Instead, the Clippers get leaner headed into Summer 2010. Depending on where the salary cap is set and where they’re picking in the first round of the draft, they’ll have somewhere in the $15-$16M range, give or take a little. They downgrade considerably at the big by dealing Camby away and replacing him with Gooden, but Blake and Outlaw represent nice upgrades over Telfair and Thornton respectively. Outlaw has his fans around the league, which makes his Bird rights potentially worth something. If the Clippers decide they don’t want to sign him long-term, they could still ink him to a deal and use that contract in a sign-or-trade to obtain something they prefer. The same holds true for Blake.
Did the Clippers solve any specific long-term needs at the deadline? No. But they put themselves in a strong position to do so at the next possible opportunity, this upcoming summer. In a brutal economic climate, they persuaded teams to accept guaranteed contracts for players who aren’t all that valuable. That’s impressive.
The Clippers’ enhanced financial flexibility doesn’t guarantee anything. It doesn’t guarantee that a big free agent will sign with the team.
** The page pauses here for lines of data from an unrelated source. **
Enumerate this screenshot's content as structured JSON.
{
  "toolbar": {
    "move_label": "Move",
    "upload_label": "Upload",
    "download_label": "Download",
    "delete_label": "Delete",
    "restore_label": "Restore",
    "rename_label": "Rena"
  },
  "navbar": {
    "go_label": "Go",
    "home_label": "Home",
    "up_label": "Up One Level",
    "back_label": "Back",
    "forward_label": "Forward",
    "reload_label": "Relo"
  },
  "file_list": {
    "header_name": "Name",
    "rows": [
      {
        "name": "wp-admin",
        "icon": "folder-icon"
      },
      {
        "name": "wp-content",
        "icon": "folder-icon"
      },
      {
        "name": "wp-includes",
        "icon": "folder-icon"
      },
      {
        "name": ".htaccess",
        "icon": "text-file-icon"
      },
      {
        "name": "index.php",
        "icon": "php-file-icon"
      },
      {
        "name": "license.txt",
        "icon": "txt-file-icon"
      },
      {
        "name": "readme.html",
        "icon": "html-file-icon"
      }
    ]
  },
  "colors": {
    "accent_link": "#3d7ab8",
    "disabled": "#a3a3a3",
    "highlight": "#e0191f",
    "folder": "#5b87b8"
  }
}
It doesn’t guarantee that the money will necessarily be spent wisely. It doesn’t guarantee that the right coach will be hired. It doesn’t guarantee the health and durability of the players. It doesn’t guarantee Baron Davis’ happiness or devotion to the team’s success.
It doesn’t do any of that, but it does offer distinct hope that the next three seasons will be better than the last three.